+++ Supplied material
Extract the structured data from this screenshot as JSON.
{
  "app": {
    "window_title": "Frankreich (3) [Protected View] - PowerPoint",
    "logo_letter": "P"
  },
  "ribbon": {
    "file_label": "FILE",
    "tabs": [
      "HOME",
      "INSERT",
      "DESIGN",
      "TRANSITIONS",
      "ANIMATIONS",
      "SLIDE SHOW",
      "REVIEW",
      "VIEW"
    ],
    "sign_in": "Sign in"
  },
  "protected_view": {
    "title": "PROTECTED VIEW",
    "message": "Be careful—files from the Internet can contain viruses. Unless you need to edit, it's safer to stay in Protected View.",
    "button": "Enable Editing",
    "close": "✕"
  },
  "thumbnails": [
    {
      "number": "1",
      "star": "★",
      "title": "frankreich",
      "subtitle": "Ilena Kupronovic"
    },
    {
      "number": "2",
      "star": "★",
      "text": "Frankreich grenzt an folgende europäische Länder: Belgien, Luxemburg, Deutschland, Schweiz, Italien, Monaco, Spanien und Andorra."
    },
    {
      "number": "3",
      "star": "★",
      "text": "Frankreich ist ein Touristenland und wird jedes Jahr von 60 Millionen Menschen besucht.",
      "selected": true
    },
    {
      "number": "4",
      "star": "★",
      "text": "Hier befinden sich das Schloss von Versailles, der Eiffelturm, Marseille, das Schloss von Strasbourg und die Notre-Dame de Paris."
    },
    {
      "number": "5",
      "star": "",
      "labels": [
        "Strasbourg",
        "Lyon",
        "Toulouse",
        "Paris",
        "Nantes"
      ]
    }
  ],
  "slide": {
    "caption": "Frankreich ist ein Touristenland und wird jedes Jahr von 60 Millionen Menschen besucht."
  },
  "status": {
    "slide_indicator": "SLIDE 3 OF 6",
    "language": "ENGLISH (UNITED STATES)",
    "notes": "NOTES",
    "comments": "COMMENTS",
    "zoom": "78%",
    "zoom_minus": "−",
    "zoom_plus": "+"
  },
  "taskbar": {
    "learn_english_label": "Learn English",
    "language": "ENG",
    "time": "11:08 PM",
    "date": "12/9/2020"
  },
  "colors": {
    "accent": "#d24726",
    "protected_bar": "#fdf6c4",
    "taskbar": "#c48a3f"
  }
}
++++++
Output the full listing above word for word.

● Task response:
Extract the structured data from this screenshot as JSON.
{
  "app": {
    "window_title": "Frankreich (3) [Protected View] - PowerPoint",
    "logo_letter": "P"
  },
  "ribbon": {
    "file_label": "FILE",
    "tabs": [
      "HOME",
      "INSERT",
      "DESIGN",
      "TRANSITIONS",
      "ANIMATIONS",
      "SLIDE SHOW",
      "REVIEW",
      "VIEW"
    ],
    "sign_in": "Sign in"
  },
  "protected_view": {
    "title": "PROTECTED VIEW",
    "message": "Be careful—files from the Internet can contain viruses. Unless you need to edit, it's safer to stay in Protected View.",
    "button": "Enable Editing",
    "close": "✕"
  },
  "thumbnails": [
    {
      "number": "1",
      "star": "★",
      "title": "frankreich",
      "subtitle": "Ilena Kupronovic"
    },
    {
      "number": "2",
      "star": "★",
      "text": "Frankreich grenzt an folgende europäische Länder: Belgien, Luxemburg, Deutschland, Schweiz, Italien, Monaco, Spanien und Andorra."
    },
    {
      "number": "3",
      "star": "★",
      "text": "Frankreich ist ein Touristenland und wird jedes Jahr von 60 Millionen Menschen besucht.",
      "selected": true
    },
    {
      "number": "4",
      "star": "★",
      "text": "Hier befinden sich das Schloss von Versailles, der Eiffelturm, Marseille, das Schloss von Strasbourg und die Notre-Dame de Paris."
    },
    {
      "number": "5",
      "star": "",
      "labels": [
        "Strasbourg",
        "Lyon",
        "Toulouse",
        "Paris",
        "Nantes"
      ]
    }
  ],
  "slide": {
    "caption": "Frankreich ist ein Touristenland und wird jedes Jahr von 60 Millionen Menschen besucht."
  },
  "status": {
    "slide_indicator": "SLIDE 3 OF 6",
    "language": "ENGLISH (UNITED STATES)",
    "notes": "NOTES",
    "comments": "COMMENTS",
    "zoom": "78%",
    "zoom_minus": "−",
    "zoom_plus": "+"
  },
  "taskbar": {
    "learn_english_label": "Learn English",
    "language": "ENG",
    "time": "11:08 PM",
    "date": "12/9/2020"
  },
  "colors": {
    "accent": "#d24726",
    "protected_bar": "#fdf6c4",
    "taskbar": "#c48a3f"
  }
}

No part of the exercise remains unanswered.